Place the compost bin on bare soil, preferably not on concrete or tarmac. This enables the worms, insects and micro-organisms to work their way into the bin to help break down the materials. It also allows any excess moisture to drain away to prevent the composting material from getting water logged.
Locate the compost bin in an area where it will receive sunlight for all or part of the day. The heat will help speed up the composting process.
Getting The Right Balance
Adding a mixture of greens and browns in equal proportions will speed up the composting process. Adding too many greens will produce a smelly sludge. If too many browns are added there will not be enough moisture or bacteria in the bin to kick start the composting process. It is better to add materials little and often rather than in big loads.
The compost should feel like a wrung out sponge. If you add a balance of greens and browns to the compost bin the moisture content should be just right. To prevent water-logging make sure the bin is covered to keep the rain out. If the compost heap does get too wet, simply add more brown materials such as hay and straw to absorb the excess moisture. Water the heap if dry.
Aerating The Compost
Turn, stir and mix the materials in the compost bin about once a month. This will aerate the mixture and provide the worms, insects and micro-organisms with more oxygen which will aid them with their composting work.
Adding nettle tops, grass clippings and chicken or pig manure can help speed up the composting process - but remember to add a balance of browns too.
Shredding and chopping materials into smaller pieces will also speed up the composting process.
Your finished compost should be found in the bottom of the bin and it will be rich and dark in colour.
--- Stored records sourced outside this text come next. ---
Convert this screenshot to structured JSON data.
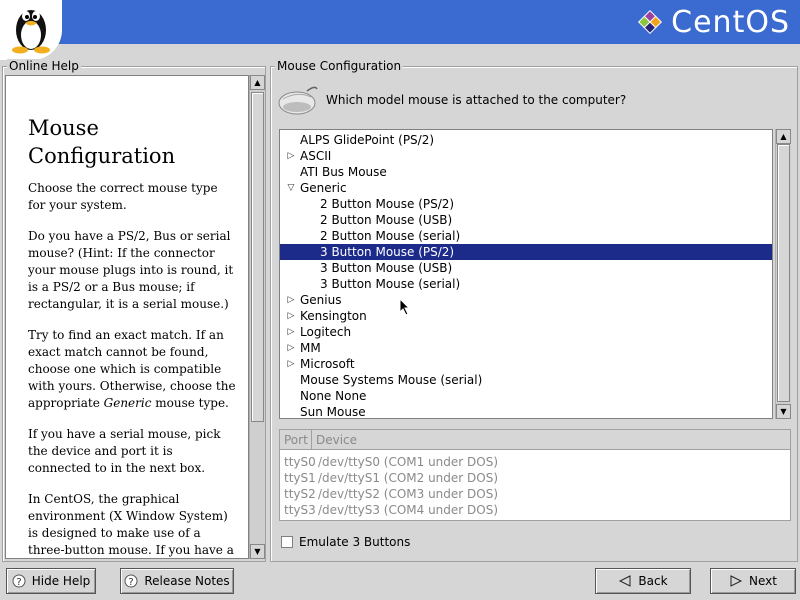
{
  "header": {
    "brand_name": "CentOS",
    "colors": {
      "bar": "#3b6bd0",
      "logo_purple": "#9b3fa0",
      "logo_green": "#8cc63f",
      "logo_orange": "#f2a31b",
      "logo_blue": "#262577"
    }
  },
  "help": {
    "frame_title": "Online Help",
    "title_line1": "Mouse",
    "title_line2": "Configuration",
    "p1": "Choose the correct mouse type for your system.",
    "p2": "Do you have a PS/2, Bus or serial mouse? (Hint: If the connector your mouse plugs into is round, it is a PS/2 or a Bus mouse; if rectangular, it is a serial mouse.)",
    "p3_before": "Try to find an exact match. If an exact match cannot be found, choose one which is compatible with yours. Otherwise, choose the appropriate ",
    "p3_em": "Generic",
    "p3_after": " mouse type.",
    "p4": "If you have a serial mouse, pick the device and port it is connected to in the next box.",
    "p5": "In CentOS, the graphical environment (X Window System) is designed to make use of a three-button mouse. If you have a"
  },
  "config": {
    "frame_title": "Mouse Configuration",
    "prompt": "Which model mouse is attached to the computer?",
    "tree": [
      {
        "label": "ALPS GlidePoint (PS/2)",
        "level": 0,
        "expander": "none"
      },
      {
        "label": "ASCII",
        "level": 0,
        "expander": "collapsed"
      },
      {
        "label": "ATI Bus Mouse",
        "level": 0,
        "expander": "none"
      },
      {
        "label": "Generic",
        "level": 0,
        "expander": "expanded"
      },
      {
        "label": "2 Button Mouse (PS/2)",
        "level": 1,
        "expander": "none"
      },
      {
        "label": "2 Button Mouse (USB)",
        "level": 1,
        "expander": "none"
      },
      {
        "label": "2 Button Mouse (serial)",
        "level": 1,
        "expander": "none"
      },
      {
        "label": "3 Button Mouse (PS/2)",
        "level": 1,
        "expander": "none",
        "selected": true
      },
      {
        "label": "3 Button Mouse (USB)",
        "level": 1,
        "expander": "none"
      },
      {
        "label": "3 Button Mouse (serial)",
        "level": 1,
        "expander": "none"
      },
      {
        "label": "Genius",
        "level": 0,
        "expander": "collapsed"
      },
      {
        "label": "Kensington",
        "level": 0,
        "expander": "collapsed"
      },
      {
        "label": "Logitech",
        "level": 0,
        "expander": "collapsed"
      },
      {
        "label": "MM",
        "level": 0,
        "expander": "collapsed"
      },
      {
        "label": "Microsoft",
        "level": 0,
        "expander": "collapsed"
      },
      {
        "label": "Mouse Systems Mouse (serial)",
        "level": 0,
        "expander": "none"
      },
      {
        "label": "None None",
        "level": 0,
        "expander": "none"
      },
      {
        "label": "Sun Mouse",
        "level": 0,
        "expander": "none"
      }
    ],
    "ports": {
      "headers": [
        "Port",
        "Device"
      ],
      "rows": [
        {
          "port": "ttyS0",
          "device": "/dev/ttyS0 (COM1 under DOS)"
        },
        {
          "port": "ttyS1",
          "device": "/dev/ttyS1 (COM2 under DOS)"
        },
        {
          "port": "ttyS2",
          "device": "/dev/ttyS2 (COM3 under DOS)"
        },
        {
          "port": "ttyS3",
          "device": "/dev/ttyS3 (COM4 under DOS)"
        }
      ]
    },
    "emulate_label": "Emulate 3 Buttons",
    "selection_color": "#1c2a8a"
  },
  "buttons": {
    "hide_help": "Hide Help",
    "release_notes": "Release Notes",
    "back": "Back",
    "next": "Next"
  }
}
You may need to dig off the top part of your compost and leave it to break down for a bit longer.